Exercise instructions
Wherever the string "this" shows up in the data below, copy the whole line.

Supplied information
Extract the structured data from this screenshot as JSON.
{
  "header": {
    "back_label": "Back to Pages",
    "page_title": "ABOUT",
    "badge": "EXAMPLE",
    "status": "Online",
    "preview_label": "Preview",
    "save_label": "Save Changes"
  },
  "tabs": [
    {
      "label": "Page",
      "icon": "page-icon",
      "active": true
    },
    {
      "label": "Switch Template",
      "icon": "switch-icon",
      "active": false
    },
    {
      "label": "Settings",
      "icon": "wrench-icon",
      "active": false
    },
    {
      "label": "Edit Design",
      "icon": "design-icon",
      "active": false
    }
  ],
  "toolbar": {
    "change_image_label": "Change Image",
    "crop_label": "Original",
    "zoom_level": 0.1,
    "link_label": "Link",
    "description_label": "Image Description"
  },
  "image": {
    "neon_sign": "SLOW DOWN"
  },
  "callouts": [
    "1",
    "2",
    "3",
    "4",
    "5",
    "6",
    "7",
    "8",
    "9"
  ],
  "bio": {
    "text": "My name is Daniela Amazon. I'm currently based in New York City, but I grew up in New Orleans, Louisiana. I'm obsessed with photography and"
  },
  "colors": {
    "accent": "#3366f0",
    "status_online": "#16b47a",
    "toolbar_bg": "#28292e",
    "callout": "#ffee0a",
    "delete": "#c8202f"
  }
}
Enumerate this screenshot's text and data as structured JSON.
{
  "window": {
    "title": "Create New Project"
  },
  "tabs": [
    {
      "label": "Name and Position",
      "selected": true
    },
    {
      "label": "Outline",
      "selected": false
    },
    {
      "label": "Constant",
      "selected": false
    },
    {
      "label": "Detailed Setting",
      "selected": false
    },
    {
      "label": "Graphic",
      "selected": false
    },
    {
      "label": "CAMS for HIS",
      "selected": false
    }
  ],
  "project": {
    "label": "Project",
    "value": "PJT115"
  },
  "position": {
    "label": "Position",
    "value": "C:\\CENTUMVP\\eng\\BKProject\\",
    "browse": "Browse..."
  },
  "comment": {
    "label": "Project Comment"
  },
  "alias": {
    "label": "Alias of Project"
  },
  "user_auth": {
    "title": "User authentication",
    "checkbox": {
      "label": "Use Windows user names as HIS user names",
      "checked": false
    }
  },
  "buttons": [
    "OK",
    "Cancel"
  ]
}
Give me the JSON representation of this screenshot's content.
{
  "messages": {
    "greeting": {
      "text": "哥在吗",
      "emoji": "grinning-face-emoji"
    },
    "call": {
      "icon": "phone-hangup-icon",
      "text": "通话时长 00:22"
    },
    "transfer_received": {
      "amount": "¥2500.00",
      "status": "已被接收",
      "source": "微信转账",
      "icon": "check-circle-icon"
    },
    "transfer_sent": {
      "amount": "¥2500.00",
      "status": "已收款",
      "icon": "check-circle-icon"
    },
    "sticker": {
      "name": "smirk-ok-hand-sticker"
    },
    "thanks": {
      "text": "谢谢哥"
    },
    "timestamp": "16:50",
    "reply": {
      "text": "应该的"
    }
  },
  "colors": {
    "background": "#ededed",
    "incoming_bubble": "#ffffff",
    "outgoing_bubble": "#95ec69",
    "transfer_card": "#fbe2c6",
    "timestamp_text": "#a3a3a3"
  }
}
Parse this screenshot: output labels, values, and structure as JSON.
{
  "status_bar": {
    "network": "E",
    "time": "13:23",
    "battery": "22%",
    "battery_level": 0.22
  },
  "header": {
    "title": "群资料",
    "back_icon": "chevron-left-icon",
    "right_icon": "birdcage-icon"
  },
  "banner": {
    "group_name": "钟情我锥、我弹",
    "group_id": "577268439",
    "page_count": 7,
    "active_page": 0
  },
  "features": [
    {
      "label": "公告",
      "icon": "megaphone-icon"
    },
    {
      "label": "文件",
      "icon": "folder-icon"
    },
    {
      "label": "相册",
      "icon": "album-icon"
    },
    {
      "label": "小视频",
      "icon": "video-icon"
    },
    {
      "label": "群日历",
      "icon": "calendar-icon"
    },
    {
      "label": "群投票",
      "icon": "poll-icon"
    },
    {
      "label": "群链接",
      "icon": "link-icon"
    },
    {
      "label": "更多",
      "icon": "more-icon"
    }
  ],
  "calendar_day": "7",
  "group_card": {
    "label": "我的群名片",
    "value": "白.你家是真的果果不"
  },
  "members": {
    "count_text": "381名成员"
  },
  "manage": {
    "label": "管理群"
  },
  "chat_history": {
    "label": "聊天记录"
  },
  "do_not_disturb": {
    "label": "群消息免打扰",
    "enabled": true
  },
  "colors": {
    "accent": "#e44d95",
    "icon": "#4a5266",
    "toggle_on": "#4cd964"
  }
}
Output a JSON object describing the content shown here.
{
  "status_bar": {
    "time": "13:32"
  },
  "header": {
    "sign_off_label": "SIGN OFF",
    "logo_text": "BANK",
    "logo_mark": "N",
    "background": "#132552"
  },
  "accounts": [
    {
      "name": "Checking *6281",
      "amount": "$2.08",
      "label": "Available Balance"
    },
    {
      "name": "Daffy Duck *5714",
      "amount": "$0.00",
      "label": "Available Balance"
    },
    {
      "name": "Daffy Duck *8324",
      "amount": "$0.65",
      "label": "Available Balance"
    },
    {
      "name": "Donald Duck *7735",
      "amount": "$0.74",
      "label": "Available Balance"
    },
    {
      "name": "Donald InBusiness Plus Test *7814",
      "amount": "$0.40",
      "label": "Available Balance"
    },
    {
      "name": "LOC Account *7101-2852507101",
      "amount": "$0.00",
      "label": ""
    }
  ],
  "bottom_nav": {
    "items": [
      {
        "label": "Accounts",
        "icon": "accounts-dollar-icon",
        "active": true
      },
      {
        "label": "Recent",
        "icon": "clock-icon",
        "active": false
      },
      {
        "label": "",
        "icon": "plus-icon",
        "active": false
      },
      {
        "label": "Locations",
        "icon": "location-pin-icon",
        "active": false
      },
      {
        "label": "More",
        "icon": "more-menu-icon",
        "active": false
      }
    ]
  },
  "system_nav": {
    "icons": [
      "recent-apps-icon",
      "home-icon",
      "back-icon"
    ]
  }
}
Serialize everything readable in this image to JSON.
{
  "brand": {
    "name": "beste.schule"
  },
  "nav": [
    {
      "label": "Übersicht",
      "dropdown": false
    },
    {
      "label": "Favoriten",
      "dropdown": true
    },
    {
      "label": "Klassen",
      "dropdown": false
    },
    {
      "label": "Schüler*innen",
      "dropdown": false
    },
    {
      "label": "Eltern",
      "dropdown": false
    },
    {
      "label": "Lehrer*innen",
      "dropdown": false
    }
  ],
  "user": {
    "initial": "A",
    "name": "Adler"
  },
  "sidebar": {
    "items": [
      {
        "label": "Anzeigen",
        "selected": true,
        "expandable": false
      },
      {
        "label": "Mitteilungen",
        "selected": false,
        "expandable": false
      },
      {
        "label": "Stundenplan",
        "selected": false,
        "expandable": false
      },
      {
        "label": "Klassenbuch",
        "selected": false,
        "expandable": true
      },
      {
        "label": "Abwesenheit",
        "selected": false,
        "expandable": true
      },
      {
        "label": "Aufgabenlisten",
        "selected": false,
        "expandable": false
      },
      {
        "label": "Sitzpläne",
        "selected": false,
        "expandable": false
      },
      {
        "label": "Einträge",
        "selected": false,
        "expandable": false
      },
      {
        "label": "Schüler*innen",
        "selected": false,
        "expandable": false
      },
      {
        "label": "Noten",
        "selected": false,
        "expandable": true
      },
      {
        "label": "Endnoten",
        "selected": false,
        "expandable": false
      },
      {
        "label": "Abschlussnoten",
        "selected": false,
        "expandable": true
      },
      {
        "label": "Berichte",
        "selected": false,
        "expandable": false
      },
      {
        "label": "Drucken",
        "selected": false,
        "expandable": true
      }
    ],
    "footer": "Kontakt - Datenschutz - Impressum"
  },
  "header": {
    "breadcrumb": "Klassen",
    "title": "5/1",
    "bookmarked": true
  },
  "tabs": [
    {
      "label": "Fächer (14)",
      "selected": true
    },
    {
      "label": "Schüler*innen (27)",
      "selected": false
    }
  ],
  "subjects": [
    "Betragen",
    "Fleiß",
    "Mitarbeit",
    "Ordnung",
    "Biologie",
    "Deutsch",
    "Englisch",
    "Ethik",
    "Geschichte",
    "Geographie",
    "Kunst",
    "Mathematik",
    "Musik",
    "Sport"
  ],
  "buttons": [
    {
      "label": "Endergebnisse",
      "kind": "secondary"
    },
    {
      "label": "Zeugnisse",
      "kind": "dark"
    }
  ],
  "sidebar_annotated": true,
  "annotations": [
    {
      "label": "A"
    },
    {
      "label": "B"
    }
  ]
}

Answer to the exercise
Extract the structured data from this screenshot as JSON.
Enumerate this screenshot's text and data as structured JSON.
Give me the JSON representation of this screenshot's content.
Parse this screenshot: output labels, values, and structure as JSON.
Serialize everything readable in this image to JSON.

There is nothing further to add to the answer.